Rabbi Zvi Pesach Frank (Har Zvi Orach Chaim no. 71) proves from Yoma 70a and Sotah 44a that our prohibition applies only to a Torah scroll which is intended to be permanently housed in a synagogue, but not to a Sefer Torah whose intended use is for individuals to study from it, wherever they may be. It is quite possible to apply Rabbi Frank's reasoning to our situation, and assert that since this Sefer Torah has been designated to accompany the unit in its sojourning, one may take the Scroll along with the unit.
2. For Whom is the Scroll Brought?
Just as the Rama mentioned above rules that a Sefer Torah may always be brought to a distinguished personality, so too it may be said that a Minyan enjoys the same privilege as a distinguished personality. Evidence for this may be found in Horayot 13a which states that the community sin offering is brought prior to the sin offering of the President, since the community takes precedence even over such a distinguished individual (see also Teshuvot Rashba 1:115, Beit Shlomo Orach Chaim no. 34, and Zecher Yehosef Orach Chaim no. 35 for similar assertions).
[Editors note: The Teshuvot Beit Shlomo was authored by the great great grandfather of Torah Academy student Dovid Gilad]
3. What Will the Torah be Used for, if not Transported?

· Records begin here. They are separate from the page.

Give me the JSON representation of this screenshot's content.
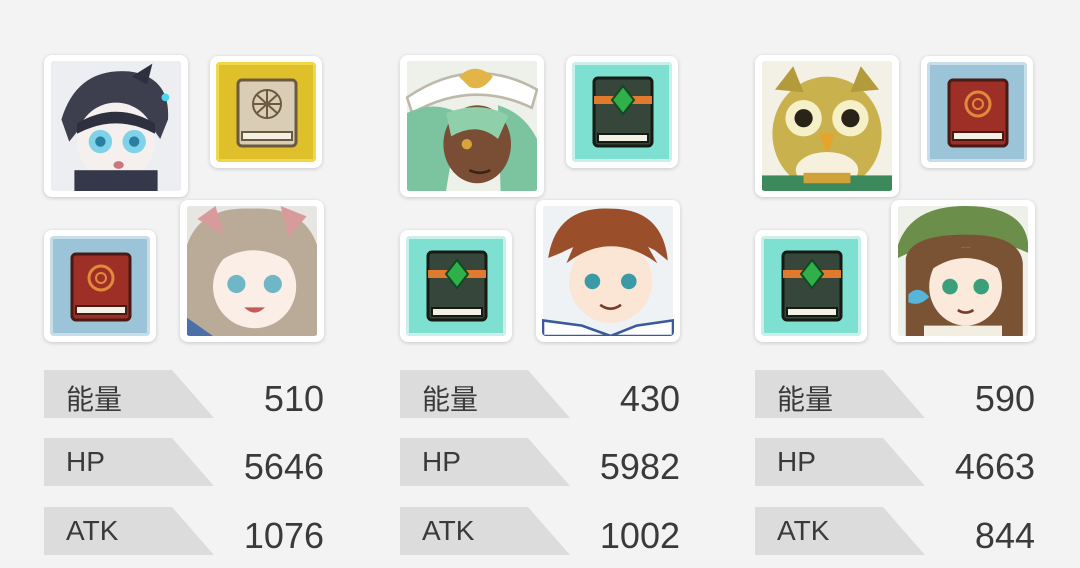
{
  "colors": {
    "background": "#f3f3f3",
    "label_band": "#dcdcdc",
    "text": "#3a3a3a"
  },
  "teams": [
    {
      "characters": [
        {
          "portrait": "dark-armored-girl-portrait"
        },
        {
          "portrait": "cat-eared-girl-portrait"
        }
      ],
      "items": [
        {
          "icon": "gold-rune-book-icon"
        },
        {
          "icon": "red-spellbook-icon"
        }
      ],
      "stats": [
        {
          "label": "能量",
          "value": "510"
        },
        {
          "label": "HP",
          "value": "5646"
        },
        {
          "label": "ATK",
          "value": "1076"
        }
      ]
    },
    {
      "characters": [
        {
          "portrait": "green-haired-hat-man-portrait"
        },
        {
          "portrait": "brown-haired-boy-portrait"
        }
      ],
      "items": [
        {
          "icon": "green-gem-book-icon"
        },
        {
          "icon": "green-gem-book-icon"
        }
      ],
      "stats": [
        {
          "label": "能量",
          "value": "430"
        },
        {
          "label": "HP",
          "value": "5982"
        },
        {
          "label": "ATK",
          "value": "1002"
        }
      ]
    },
    {
      "characters": [
        {
          "portrait": "owl-portrait"
        },
        {
          "portrait": "green-hat-girl-portrait"
        }
      ],
      "items": [
        {
          "icon": "red-spellbook-icon"
        },
        {
          "icon": "green-gem-book-icon"
        }
      ],
      "stats": [
        {
          "label": "能量",
          "value": "590"
        },
        {
          "label": "HP",
          "value": "4663"
        },
        {
          "label": "ATK",
          "value": "844"
        }
      ]
    }
  ]
}
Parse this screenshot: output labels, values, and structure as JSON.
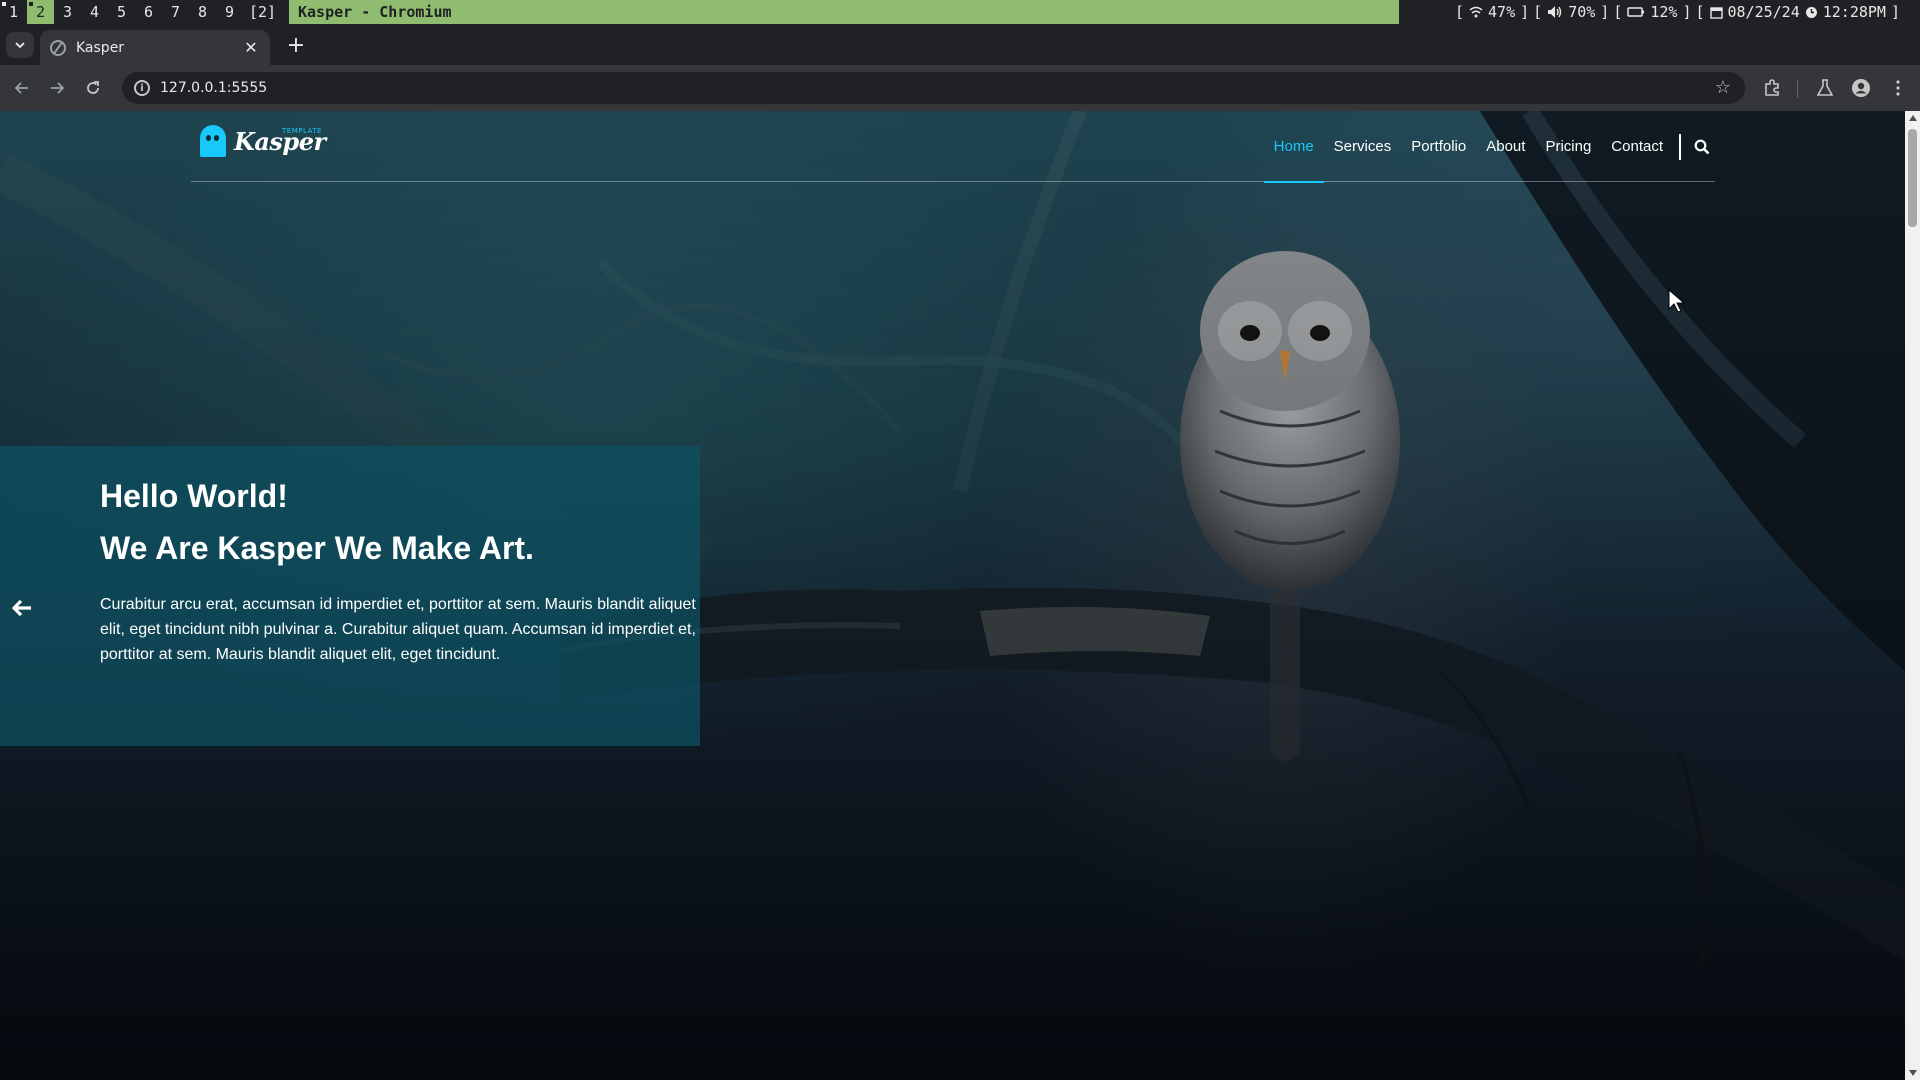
{
  "wm": {
    "workspaces": [
      "1",
      "2",
      "3",
      "4",
      "5",
      "6",
      "7",
      "8",
      "9"
    ],
    "active_workspace": "2",
    "layout_indicator": "[2]",
    "window_title": "Kasper - Chromium",
    "status": {
      "wifi": "47%",
      "volume": "70%",
      "battery": "12%",
      "date": "08/25/24",
      "time": "12:28PM"
    }
  },
  "browser": {
    "tab_title": "Kasper",
    "url": "127.0.0.1:5555",
    "icons": {
      "back": "arrow-left-icon",
      "forward": "arrow-right-icon",
      "reload": "reload-icon",
      "bookmark": "star-icon",
      "extensions": "puzzle-icon",
      "labs": "flask-icon",
      "profile": "person-icon",
      "menu": "kebab-icon"
    }
  },
  "site": {
    "logo": {
      "text": "Kasper",
      "small": "TEMPLATE"
    },
    "nav": [
      "Home",
      "Services",
      "Portfolio",
      "About",
      "Pricing",
      "Contact"
    ],
    "active_nav": "Home",
    "accent_color": "#19c8fa",
    "hero": {
      "line1": "Hello World!",
      "line2": "We Are Kasper We Make Art.",
      "paragraph": "Curabitur arcu erat, accumsan id imperdiet et, porttitor at sem. Mauris blandit aliquet elit, eget tincidunt nibh pulvinar a. Curabitur aliquet quam. Accumsan id imperdiet et, porttitor at sem. Mauris blandit aliquet elit, eget tincidunt."
    }
  }
}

Kaf Hachaim (135:82) cites Teshuvot P'nei Aharon who permits the transportation of a Torah Scroll in a situation in which it would otherwise not be used. Similarly, there is an additional consideration to allow the moving of the Torah when no Minyan remains in the base to read from the Torah.

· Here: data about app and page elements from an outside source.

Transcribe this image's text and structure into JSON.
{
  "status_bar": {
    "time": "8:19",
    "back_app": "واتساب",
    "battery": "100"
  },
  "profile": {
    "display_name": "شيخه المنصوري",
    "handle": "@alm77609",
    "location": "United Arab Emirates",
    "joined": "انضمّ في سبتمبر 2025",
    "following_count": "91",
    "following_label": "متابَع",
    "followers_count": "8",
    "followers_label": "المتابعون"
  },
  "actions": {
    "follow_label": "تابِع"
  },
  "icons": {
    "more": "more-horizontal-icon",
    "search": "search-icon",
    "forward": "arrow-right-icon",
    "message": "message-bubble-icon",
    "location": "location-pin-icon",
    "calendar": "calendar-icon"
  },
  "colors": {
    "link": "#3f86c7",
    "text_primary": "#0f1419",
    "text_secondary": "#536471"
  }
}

4. When the Scroll is Brought and How it is Brought.
We previously mentioned the Rama's lenient ruling, that the Torah may be brought a day or two prior to the Torah reading. Magen Avraham (135:22) cites Maharam of Padua who states that the essence of the requirement is that there be a set place for the Scroll. Pri Megadim (135:22) adds that what is truly required is the set place for the Sefer Torah and not that it be in place a day or two prior to the reading.
Accordingly, if the Torah is transported in its Holy Ark, then halacha does not require the Scroll to be in place a day or two prior to the Torah reading. The focus is on the place of the Scroll in the Ark and not the placement of the Holy Ark (see Taz 135:12, however, who appears to reject this approach).
Accordingly, there exist four considerations to rule leniently, in addition to the lenient approach of the Biur Halacha. Therefore, one may transport a Torah Scroll which is designated to be transported from place to place and is placed in a portable Holy Ark made especially for this Scroll, even if the Torah is to be read from only once. Nevertheless, it is best to honor the Torah Scroll by bringing the Ark to the place of prayer prior to the begining of services, or at the very least before the time of Torah reading.